§ Directions
Print each of the records below, leaving every word as it is.

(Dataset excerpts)

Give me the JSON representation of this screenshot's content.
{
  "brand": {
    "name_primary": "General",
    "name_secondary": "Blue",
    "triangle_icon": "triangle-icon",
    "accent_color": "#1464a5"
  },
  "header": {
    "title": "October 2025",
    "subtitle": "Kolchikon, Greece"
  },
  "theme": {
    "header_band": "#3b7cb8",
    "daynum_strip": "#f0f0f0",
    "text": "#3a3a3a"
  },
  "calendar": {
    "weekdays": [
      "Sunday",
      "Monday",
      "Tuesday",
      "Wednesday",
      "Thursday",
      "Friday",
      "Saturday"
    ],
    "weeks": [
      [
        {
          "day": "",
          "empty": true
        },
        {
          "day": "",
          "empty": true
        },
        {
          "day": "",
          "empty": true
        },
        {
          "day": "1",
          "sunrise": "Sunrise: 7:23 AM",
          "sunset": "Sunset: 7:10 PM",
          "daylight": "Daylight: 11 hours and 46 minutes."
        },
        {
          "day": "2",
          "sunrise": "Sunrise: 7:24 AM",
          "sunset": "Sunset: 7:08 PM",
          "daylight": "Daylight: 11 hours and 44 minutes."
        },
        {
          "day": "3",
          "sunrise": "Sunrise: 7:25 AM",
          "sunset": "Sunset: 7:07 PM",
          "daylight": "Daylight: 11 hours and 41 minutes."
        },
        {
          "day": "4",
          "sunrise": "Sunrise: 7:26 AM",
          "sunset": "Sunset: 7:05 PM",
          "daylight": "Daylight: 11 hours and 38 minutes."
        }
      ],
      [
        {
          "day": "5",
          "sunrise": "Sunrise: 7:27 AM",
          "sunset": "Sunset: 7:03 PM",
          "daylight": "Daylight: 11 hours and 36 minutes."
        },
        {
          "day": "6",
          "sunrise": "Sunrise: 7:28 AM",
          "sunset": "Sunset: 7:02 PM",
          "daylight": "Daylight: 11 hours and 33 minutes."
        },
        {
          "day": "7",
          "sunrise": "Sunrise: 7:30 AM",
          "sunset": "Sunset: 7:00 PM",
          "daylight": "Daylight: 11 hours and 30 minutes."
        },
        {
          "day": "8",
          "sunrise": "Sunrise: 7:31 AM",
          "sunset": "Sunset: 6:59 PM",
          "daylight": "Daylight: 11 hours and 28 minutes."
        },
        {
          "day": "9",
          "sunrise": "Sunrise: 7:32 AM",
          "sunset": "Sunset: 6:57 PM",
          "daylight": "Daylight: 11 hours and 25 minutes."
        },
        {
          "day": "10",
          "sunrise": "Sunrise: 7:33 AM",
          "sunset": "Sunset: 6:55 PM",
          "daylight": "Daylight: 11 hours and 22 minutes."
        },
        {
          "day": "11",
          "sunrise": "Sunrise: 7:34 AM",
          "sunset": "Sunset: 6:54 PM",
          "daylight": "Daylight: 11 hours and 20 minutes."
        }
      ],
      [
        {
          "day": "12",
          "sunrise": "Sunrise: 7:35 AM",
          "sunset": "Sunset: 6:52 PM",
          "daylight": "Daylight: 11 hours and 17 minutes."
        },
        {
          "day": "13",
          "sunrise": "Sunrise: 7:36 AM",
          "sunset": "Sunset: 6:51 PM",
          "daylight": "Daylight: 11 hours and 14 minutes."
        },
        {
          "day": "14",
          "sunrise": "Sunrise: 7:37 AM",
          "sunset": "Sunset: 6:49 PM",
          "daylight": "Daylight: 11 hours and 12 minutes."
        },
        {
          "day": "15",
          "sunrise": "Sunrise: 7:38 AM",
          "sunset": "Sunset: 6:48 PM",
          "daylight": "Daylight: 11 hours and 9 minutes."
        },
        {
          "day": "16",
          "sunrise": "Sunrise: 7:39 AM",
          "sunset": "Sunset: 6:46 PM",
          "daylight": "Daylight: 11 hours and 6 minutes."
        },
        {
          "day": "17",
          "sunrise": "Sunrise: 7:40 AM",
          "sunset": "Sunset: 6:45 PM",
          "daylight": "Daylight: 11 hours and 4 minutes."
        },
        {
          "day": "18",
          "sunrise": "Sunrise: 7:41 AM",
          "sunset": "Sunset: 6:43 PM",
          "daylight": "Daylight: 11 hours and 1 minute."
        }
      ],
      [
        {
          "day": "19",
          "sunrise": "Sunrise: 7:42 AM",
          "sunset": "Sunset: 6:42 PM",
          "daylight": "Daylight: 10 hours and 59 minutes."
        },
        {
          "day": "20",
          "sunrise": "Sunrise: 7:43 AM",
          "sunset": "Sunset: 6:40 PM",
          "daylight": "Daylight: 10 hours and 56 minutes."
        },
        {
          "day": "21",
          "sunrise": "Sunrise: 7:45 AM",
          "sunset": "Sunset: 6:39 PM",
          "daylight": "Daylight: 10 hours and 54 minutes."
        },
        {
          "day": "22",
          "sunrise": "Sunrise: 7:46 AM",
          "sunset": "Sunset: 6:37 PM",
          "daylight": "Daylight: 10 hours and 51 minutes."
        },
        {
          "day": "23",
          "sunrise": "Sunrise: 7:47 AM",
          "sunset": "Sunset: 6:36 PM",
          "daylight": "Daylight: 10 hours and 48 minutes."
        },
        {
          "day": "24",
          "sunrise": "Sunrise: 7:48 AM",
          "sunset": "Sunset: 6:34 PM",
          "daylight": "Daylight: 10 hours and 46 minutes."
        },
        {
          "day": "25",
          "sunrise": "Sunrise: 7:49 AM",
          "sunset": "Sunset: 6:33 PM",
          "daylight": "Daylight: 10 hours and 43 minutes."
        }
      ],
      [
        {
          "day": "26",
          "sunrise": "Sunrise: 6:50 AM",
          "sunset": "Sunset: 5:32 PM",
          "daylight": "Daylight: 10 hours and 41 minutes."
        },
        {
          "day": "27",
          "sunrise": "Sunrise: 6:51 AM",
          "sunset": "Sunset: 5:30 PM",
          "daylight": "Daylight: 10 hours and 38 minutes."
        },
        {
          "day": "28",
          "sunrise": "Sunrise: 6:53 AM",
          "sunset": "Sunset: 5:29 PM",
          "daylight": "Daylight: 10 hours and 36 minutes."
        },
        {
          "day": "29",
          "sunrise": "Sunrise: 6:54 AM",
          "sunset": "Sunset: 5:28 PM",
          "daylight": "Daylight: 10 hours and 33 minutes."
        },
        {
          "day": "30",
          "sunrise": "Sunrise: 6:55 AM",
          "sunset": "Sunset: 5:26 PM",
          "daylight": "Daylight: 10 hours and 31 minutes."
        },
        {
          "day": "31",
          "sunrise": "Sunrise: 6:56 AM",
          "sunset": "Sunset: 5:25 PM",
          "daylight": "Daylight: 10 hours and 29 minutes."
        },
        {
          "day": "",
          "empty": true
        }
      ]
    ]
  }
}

§ Task output
Give me the JSON representation of this screenshot's content.
{
  "brand": {
    "name_primary": "General",
    "name_secondary": "Blue",
    "triangle_icon": "triangle-icon",
    "accent_color": "#1464a5"
  },
  "header": {
    "title": "October 2025",
    "subtitle": "Kolchikon, Greece"
  },
  "theme": {
    "header_band": "#3b7cb8",
    "daynum_strip": "#f0f0f0",
    "text": "#3a3a3a"
  },
  "calendar": {
    "weekdays": [
      "Sunday",
      "Monday",
      "Tuesday",
      "Wednesday",
      "Thursday",
      "Friday",
      "Saturday"
    ],
    "weeks": [
      [
        {
          "day": "",
          "empty": true
        },
        {
          "day": "",
          "empty": true
        },
        {
          "day": "",
          "empty": true
        },
        {
          "day": "1",
          "sunrise": "Sunrise: 7:23 AM",
          "sunset": "Sunset: 7:10 PM",
          "daylight": "Daylight: 11 hours and 46 minutes."
        },
        {
          "day": "2",
          "sunrise": "Sunrise: 7:24 AM",
          "sunset": "Sunset: 7:08 PM",
          "daylight": "Daylight: 11 hours and 44 minutes."
        },
        {
          "day": "3",
          "sunrise": "Sunrise: 7:25 AM",
          "sunset": "Sunset: 7:07 PM",
          "daylight": "Daylight: 11 hours and 41 minutes."
        },
        {
          "day": "4",
          "sunrise": "Sunrise: 7:26 AM",
          "sunset": "Sunset: 7:05 PM",
          "daylight": "Daylight: 11 hours and 38 minutes."
        }
      ],
      [
        {
          "day": "5",
          "sunrise": "Sunrise: 7:27 AM",
          "sunset": "Sunset: 7:03 PM",
          "daylight": "Daylight: 11 hours and 36 minutes."
        },
        {
          "day": "6",
          "sunrise": "Sunrise: 7:28 AM",
          "sunset": "Sunset: 7:02 PM",
          "daylight": "Daylight: 11 hours and 33 minutes."
        },
        {
          "day": "7",
          "sunrise": "Sunrise: 7:30 AM",
          "sunset": "Sunset: 7:00 PM",
          "daylight": "Daylight: 11 hours and 30 minutes."
        },
        {
          "day": "8",
          "sunrise": "Sunrise: 7:31 AM",
          "sunset": "Sunset: 6:59 PM",
          "daylight": "Daylight: 11 hours and 28 minutes."
        },
        {
          "day": "9",
          "sunrise": "Sunrise: 7:32 AM",
          "sunset": "Sunset: 6:57 PM",
          "daylight": "Daylight: 11 hours and 25 minutes."
        },
        {
          "day": "10",
          "sunrise": "Sunrise: 7:33 AM",
          "sunset": "Sunset: 6:55 PM",
          "daylight": "Daylight: 11 hours and 22 minutes."
        },
        {
          "day": "11",
          "sunrise": "Sunrise: 7:34 AM",
          "sunset": "Sunset: 6:54 PM",
          "daylight": "Daylight: 11 hours and 20 minutes."
        }
      ],
      [
        {
          "day": "12",
          "sunrise": "Sunrise: 7:35 AM",
          "sunset": "Sunset: 6:52 PM",
          "daylight": "Daylight: 11 hours and 17 minutes."
        },
        {
          "day": "13",
          "sunrise": "Sunrise: 7:36 AM",
          "sunset": "Sunset: 6:51 PM",
          "daylight": "Daylight: 11 hours and 14 minutes."
        },
        {
          "day": "14",
          "sunrise": "Sunrise: 7:37 AM",
          "sunset": "Sunset: 6:49 PM",
          "daylight": "Daylight: 11 hours and 12 minutes."
        },
        {
          "day": "15",
          "sunrise": "Sunrise: 7:38 AM",
          "sunset": "Sunset: 6:48 PM",
          "daylight": "Daylight: 11 hours and 9 minutes."
        },
        {
          "day": "16",
          "sunrise": "Sunrise: 7:39 AM",
          "sunset": "Sunset: 6:46 PM",
          "daylight": "Daylight: 11 hours and 6 minutes."
        },
        {
          "day": "17",
          "sunrise": "Sunrise: 7:40 AM",
          "sunset": "Sunset: 6:45 PM",
          "daylight": "Daylight: 11 hours and 4 minutes."
        },
        {
          "day": "18",
          "sunrise": "Sunrise: 7:41 AM",
          "sunset": "Sunset: 6:43 PM",
          "daylight": "Daylight: 11 hours and 1 minute."
        }
      ],
      [
        {
          "day": "19",
          "sunrise": "Sunrise: 7:42 AM",
          "sunset": "Sunset: 6:42 PM",
          "daylight": "Daylight: 10 hours and 59 minutes."
        },
        {
          "day": "20",
          "sunrise": "Sunrise: 7:43 AM",
          "sunset": "Sunset: 6:40 PM",
          "daylight": "Daylight: 10 hours and 56 minutes."
        },
        {
          "day": "21",
          "sunrise": "Sunrise: 7:45 AM",
          "sunset": "Sunset: 6:39 PM",
          "daylight": "Daylight: 10 hours and 54 minutes."
        },
        {
          "day": "22",
          "sunrise": "Sunrise: 7:46 AM",
          "sunset": "Sunset: 6:37 PM",
          "daylight": "Daylight: 10 hours and 51 minutes."
        },
        {
          "day": "23",
          "sunrise": "Sunrise: 7:47 AM",
          "sunset": "Sunset: 6:36 PM",
          "daylight": "Daylight: 10 hours and 48 minutes."
        },
        {
          "day": "24",
          "sunrise": "Sunrise: 7:48 AM",
          "sunset": "Sunset: 6:34 PM",
          "daylight": "Daylight: 10 hours and 46 minutes."
        },
        {
          "day": "25",
          "sunrise": "Sunrise: 7:49 AM",
          "sunset": "Sunset: 6:33 PM",
          "daylight": "Daylight: 10 hours and 43 minutes."
        }
      ],
      [
        {
          "day": "26",
          "sunrise": "Sunrise: 6:50 AM",
          "sunset": "Sunset: 5:32 PM",
          "daylight": "Daylight: 10 hours and 41 minutes."
        },
        {
          "day": "27",
          "sunrise": "Sunrise: 6:51 AM",
          "sunset": "Sunset: 5:30 PM",
          "daylight": "Daylight: 10 hours and 38 minutes."
        },
        {
          "day": "28",
          "sunrise": "Sunrise: 6:53 AM",
          "sunset": "Sunset: 5:29 PM",
          "daylight": "Daylight: 10 hours and 36 minutes."
        },
        {
          "day": "29",
          "sunrise": "Sunrise: 6:54 AM",
          "sunset": "Sunset: 5:28 PM",
          "daylight": "Daylight: 10 hours and 33 minutes."
        },
        {
          "day": "30",
          "sunrise": "Sunrise: 6:55 AM",
          "sunset": "Sunset: 5:26 PM",
          "daylight": "Daylight: 10 hours and 31 minutes."
        },
        {
          "day": "31",
          "sunrise": "Sunrise: 6:56 AM",
          "sunset": "Sunset: 5:25 PM",
          "daylight": "Daylight: 10 hours and 29 minutes."
        },
        {
          "day": "",
          "empty": true
        }
      ]
    ]
  }
}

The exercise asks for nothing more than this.